I excepted women and children, but that is wrong. The boys smoke too—sometimes pipes, oftenest cigars. At a music hall at The Hague I watched a contest in generosity between two friends in a family party as to which should supply a small boy in sailor suit, evidently the son of the host, with a cigar. Both won.

Fell, writing in 1801, says that the Dutch, although smoke dried, were not then smoking so much as they had done twenty years before. The Dutchmen, he says, ” of the lower classes of society, and not a few in the higher walks of life, carry in their pockets the whole apparatus which is necessary for smoking :—a box of enormous size, which frequently contains half a pound of tobacco; a pipe of clay or ivory, according to the fancy or wealth of the possessor ; if the latter, instruments to clean it ; a pricker to remove obstructions from the tube of the pipe; a cover of brass wire for the bowl, to prevent the ashes or sparks of the tobacco from flying out ; and sometimes a tinder. box, or bottle of phosphorus, to procure fire, in case none is at hand.

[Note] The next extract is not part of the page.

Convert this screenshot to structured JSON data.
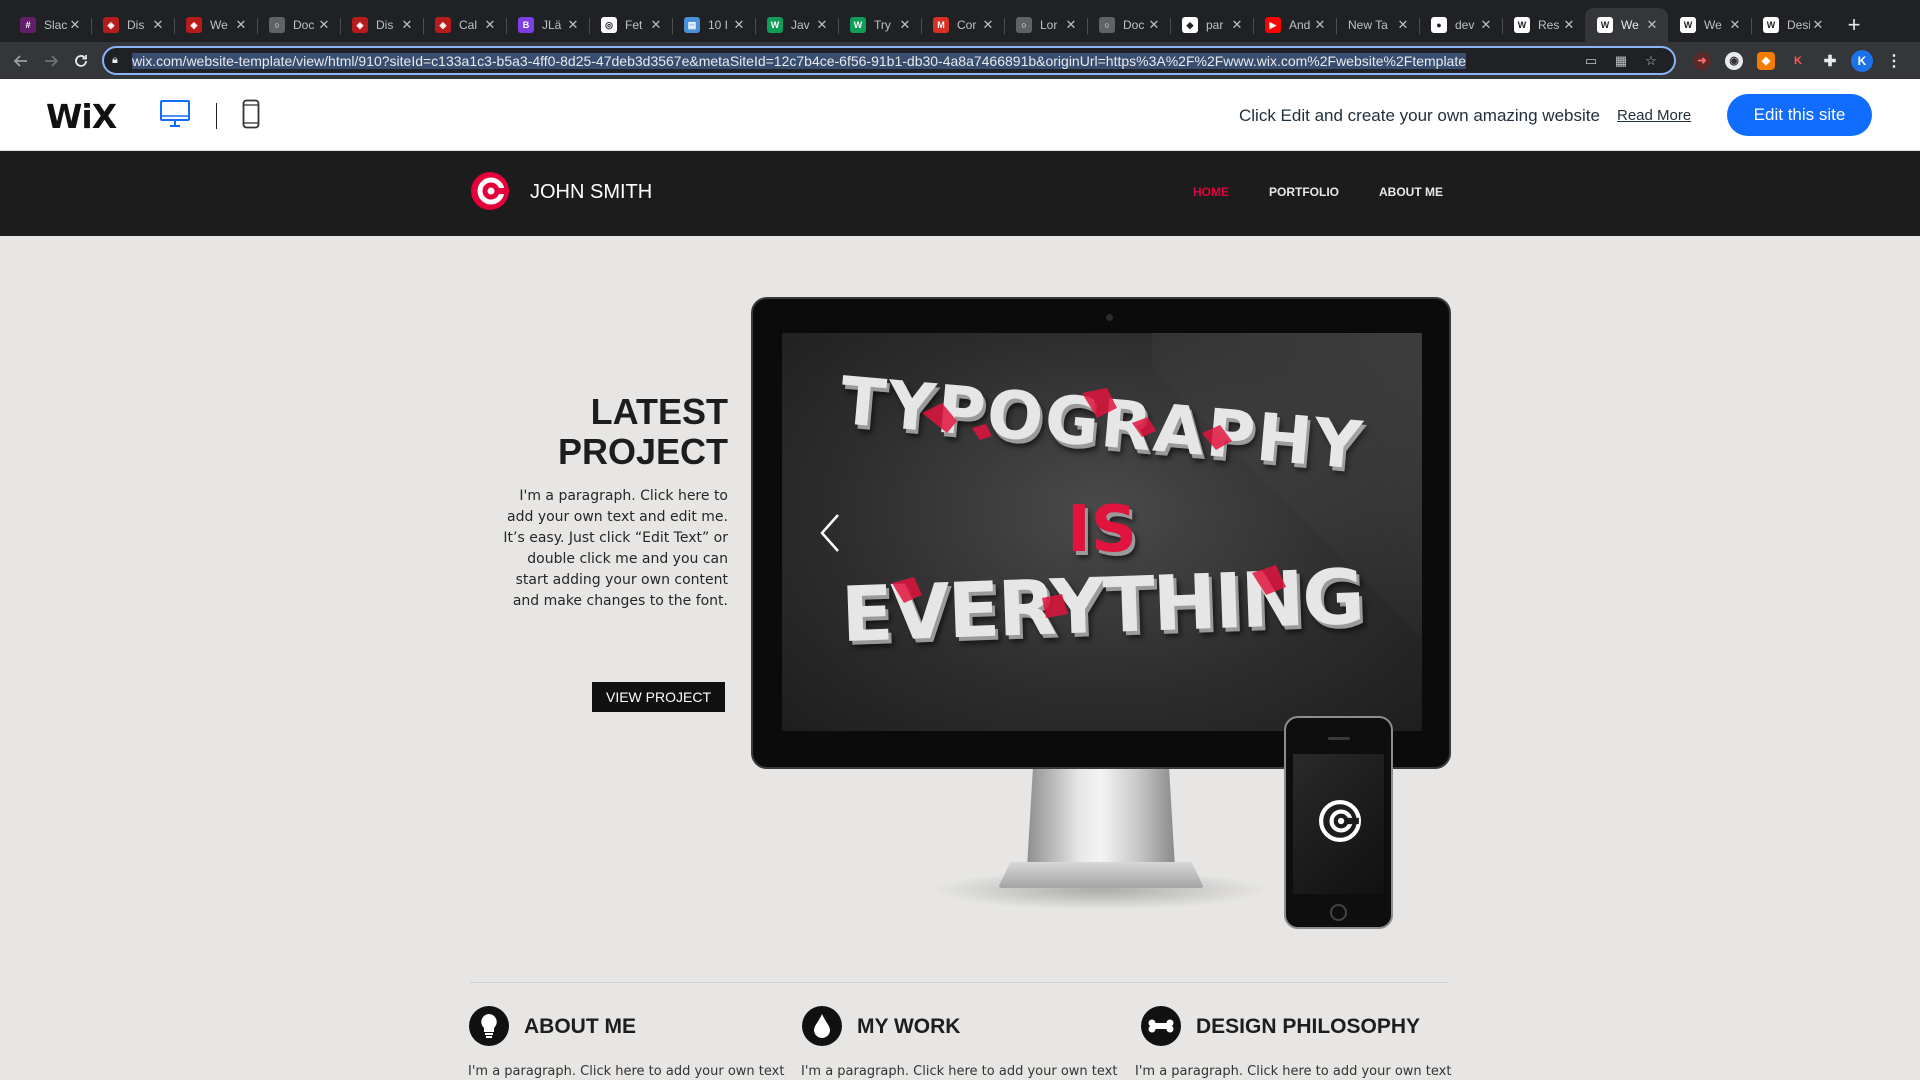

“The excuse of the Dutch for their lavish attachment to tobacco, in the most offensive form in which it can be exhibited, is, that the smoke of this transatlantic weed preserves them from many disorders to which they are liable from the moisture of the atmosphere of their country, and enables them to bear cold and wet without inconvenience.”

Fell supports this curious theory by relating that when, soaked by a storm, he arrived at an inn at Overschie, the landlord offered him a pipe of tobacco to prevent any bad consequences. Fell, however, having none of his friend Charles Lamb’s affection for the friendly traitress, declined it with asperity.

Ireland has an ingenious theory to account for the addiction of the Dutch to tobacco. It is, he says, the succedaneum to purify the unwholesome exhalations of the canals. “A Dutchman’s taciturnity forbids his complaining; so that all his waking hours are silently employed in casting forth the filthy puff of the weed, to dispel the more filthy stench of the canal.”

Ireland’s view was probably an invention ; but this I know, that the Dutch cigar and the Dutch atmosphere are singularly well adapted to each other. I brought home a box of a brand which was agreeable in Holland, and they were unendurable in England.

The cigar is the national medium for consuming tobacco, cigarettes being practically unknown, and pipes rare in the streets. My experience of the Dutch cigar is that it is a very harmless luxury and a very persuasive one. After a little while it becomes second nature to drop into a tobacconist’s and slip a dozen cigars into one’s pocket, at a cost of a few pence ; and the cigars being there, it is another case of second nature to smoke them practically continuously. Of these cigars, which range in price from a few cents to a few pence each, there are hundreds if not thousands of varieties.

The number of tobacconists in Holland must be enormous. Almost every other shop window in Amsterdam is a mass of cigars. The pretty French custom of giving tobacco licences to the widows of soldiers is not adopted here ; indeed, I do not see that it could be, for the army is only 100,000 strong. In times of stress it might perhaps be advisable to send the tobacconists out to fight, and keep the soldiers to mind as many of their shops as could be managed, shutting up the rest.